Jul 13, 2003

The #5 was very nice to have after I placed the 4.5, although I did end up sliding it up with me for about 30 feet.
By Thad
Oct 11, 2003

As Patrick suggested, I would bring 2 #2 Camalots and 2 #3 Camalots for the first pitch. My partner managed to leap-frog gear, but I wouldn't want to wish such a lead on anybody. I was fairly psyched to get a good orange TCU at the top of the crack on pitch 2 before the traverse. Walking the #5 is the way to go for pitch 3...unless you are soloing.
By Danny Inman
From: Arvada
Jun 5, 2006

This is a great climb. I did the first two pitches as one (i.e., the fist crack and the 5.8 traverse) and belayed from a good stance at the base of the wide flare at the end of the traverse. This worked out very well. The OW is super fun and well protected with a #5 (as suggested) and supplemental TCUs on the right side.
By Leo Paik
Administrator
From: Westminster, Colorado
Jun 14, 2006

As S. Kimball wrote, "a route with a little bit of everything." For P1, perhaps some larger hexes (a.k.a. gull whackers to Brits) in addition to double #2 & #3 Camalots (since it stays fairly wide) might be useful. P2 is a blast! For P3, there are few mandatory OW moves since you can face climb, lieback, jam, stem, and even use face holds inside the crack. There are great rests on P3. P4 60m cruise to the top. Great route!
By Luke Clarke
From: Golden
Jul 23, 2006

This is a climb worth repeating. Great jams. Delicate face moves and finally some off-widthing on P3. Not for someone looking to break into 5.9 but it is to be recommended for someone looking for moderate off-width climbing, as the section requiring true OW form is short. I carried an old style 4.5 Camalot and a new, C3 #5 Camalot. Slid the 4.5 as far as comfortable. Then slid the #5 up the widening crack as far as I could without going to umbrella mode but I was about a body length above it while pulling the crux moves, and 15 feet or more out at the next good rest.
By Willow Toso
From: Salt Lake City, UT
Jul 9, 2007

My partner was well protected walking a BD C4 #6 cam through the crux. When the angle lessens the crack is wider than #6, but he got nuts and small cams in. Fun route.
By tooTALLtim
From: Boulder, CO
Jul 1, 2008

Bring the #6.
By kevin fox
From: parker
Jul 12, 2008

I second that...if you own a #6 camalot or a #6 wild country bring it. the number five tipped out as i got a green alien in a small fissure.
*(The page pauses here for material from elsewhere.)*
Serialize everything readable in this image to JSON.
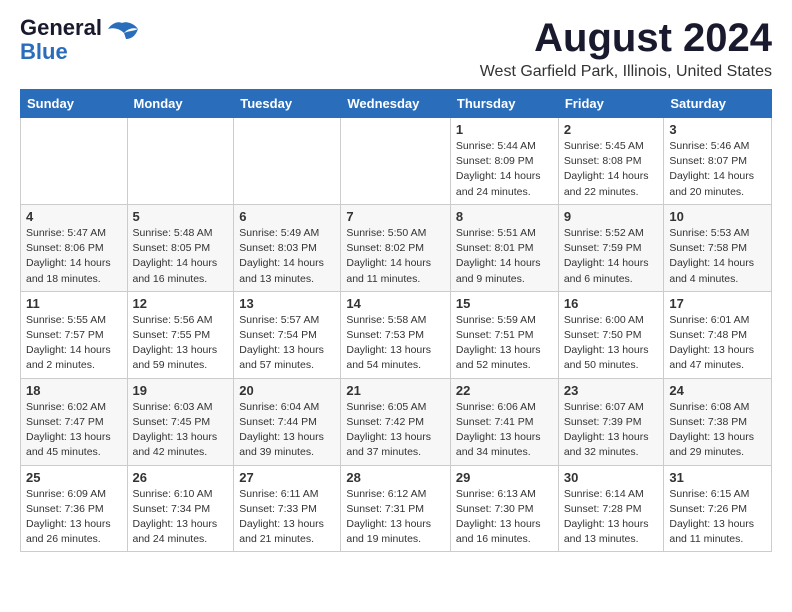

I walked the cam as far as i could. with a 70 meter rope you can make this into 2 pitches.
By pfwein
Aug 9, 2009

Used #5 Camalot (old style) then #1 RP on right wall (not totally bomber but seemed worth placing) above that before placing the good gear that comes after the OW crux on P3; nice juxtaposition of gear sizes. I wore shorts-don't do that!
By J1.
From: Boulder, Colorado
Oct 17, 2011

Great Route. Bring the #6 if you don't want to run out the crux off-width. I pushed a #5 Camalot as far as it would go and you still have about 10-15 feet of OW before you can get some small to finger size gear in (and that seemed like the hardest part). Felt pretty commiting without a #6.
By Yonkonian
From: Fort Collins, CO
Jun 20, 2013

Superb. Top to bottom one of the most splitter routes at Lumpy. Reminiscient of Vedawoo. Didn't use my #5 at all on the ow pitch. A #4 and hand-sized pieces sufficed for the first half. A #6 is mandatory unless you like running out offwidths. Felt insecure compaired to most of the ow climbing I've done. Kept trying to spit me out through the crux.